**Work instructions:** What you return should be each line of the data containing the string "title".

**Records provided:**
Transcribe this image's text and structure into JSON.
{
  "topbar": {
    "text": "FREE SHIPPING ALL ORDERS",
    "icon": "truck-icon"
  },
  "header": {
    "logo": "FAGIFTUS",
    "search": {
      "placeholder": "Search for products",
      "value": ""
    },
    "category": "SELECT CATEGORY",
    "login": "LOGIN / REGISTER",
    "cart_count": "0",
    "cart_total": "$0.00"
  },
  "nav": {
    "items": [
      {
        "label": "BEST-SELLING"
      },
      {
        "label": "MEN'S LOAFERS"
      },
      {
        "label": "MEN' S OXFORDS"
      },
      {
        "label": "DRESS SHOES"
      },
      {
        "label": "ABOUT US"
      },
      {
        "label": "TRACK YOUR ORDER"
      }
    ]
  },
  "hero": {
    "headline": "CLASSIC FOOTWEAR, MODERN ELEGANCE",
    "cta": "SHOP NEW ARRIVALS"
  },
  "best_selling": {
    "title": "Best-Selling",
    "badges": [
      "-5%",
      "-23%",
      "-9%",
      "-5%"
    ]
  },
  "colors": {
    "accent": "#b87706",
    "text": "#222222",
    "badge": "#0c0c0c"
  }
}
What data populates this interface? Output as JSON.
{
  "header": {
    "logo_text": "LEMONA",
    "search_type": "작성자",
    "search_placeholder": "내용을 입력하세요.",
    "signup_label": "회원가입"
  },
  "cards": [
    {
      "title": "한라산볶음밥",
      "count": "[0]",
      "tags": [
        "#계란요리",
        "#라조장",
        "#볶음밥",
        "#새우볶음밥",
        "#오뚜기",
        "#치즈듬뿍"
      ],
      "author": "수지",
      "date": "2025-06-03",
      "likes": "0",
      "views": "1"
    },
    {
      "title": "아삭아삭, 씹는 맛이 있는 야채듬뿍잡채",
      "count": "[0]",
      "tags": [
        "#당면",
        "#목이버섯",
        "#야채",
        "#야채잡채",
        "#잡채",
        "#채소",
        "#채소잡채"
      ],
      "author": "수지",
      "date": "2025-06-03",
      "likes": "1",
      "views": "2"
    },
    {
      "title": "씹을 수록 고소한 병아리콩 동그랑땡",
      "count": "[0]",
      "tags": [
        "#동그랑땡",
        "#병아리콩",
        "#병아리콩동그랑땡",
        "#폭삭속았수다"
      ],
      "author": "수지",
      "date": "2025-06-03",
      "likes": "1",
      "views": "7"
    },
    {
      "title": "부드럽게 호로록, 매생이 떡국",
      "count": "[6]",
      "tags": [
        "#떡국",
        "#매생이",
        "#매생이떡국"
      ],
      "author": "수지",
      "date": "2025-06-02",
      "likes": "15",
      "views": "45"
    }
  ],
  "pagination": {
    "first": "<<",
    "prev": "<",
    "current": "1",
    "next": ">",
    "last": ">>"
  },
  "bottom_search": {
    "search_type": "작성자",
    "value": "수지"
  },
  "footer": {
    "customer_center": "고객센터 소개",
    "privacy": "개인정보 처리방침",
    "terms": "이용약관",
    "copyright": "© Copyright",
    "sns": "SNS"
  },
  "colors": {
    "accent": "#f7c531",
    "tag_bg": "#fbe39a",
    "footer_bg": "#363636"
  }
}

**Reply:**
    "title": "Best-Selling",
      "title": "한라산볶음밥",
      "title": "아삭아삭, 씹는 맛이 있는 야채듬뿍잡채",
      "title": "씹을 수록 고소한 병아리콩 동그랑땡",
      "title": "부드럽게 호로록, 매생이 떡국",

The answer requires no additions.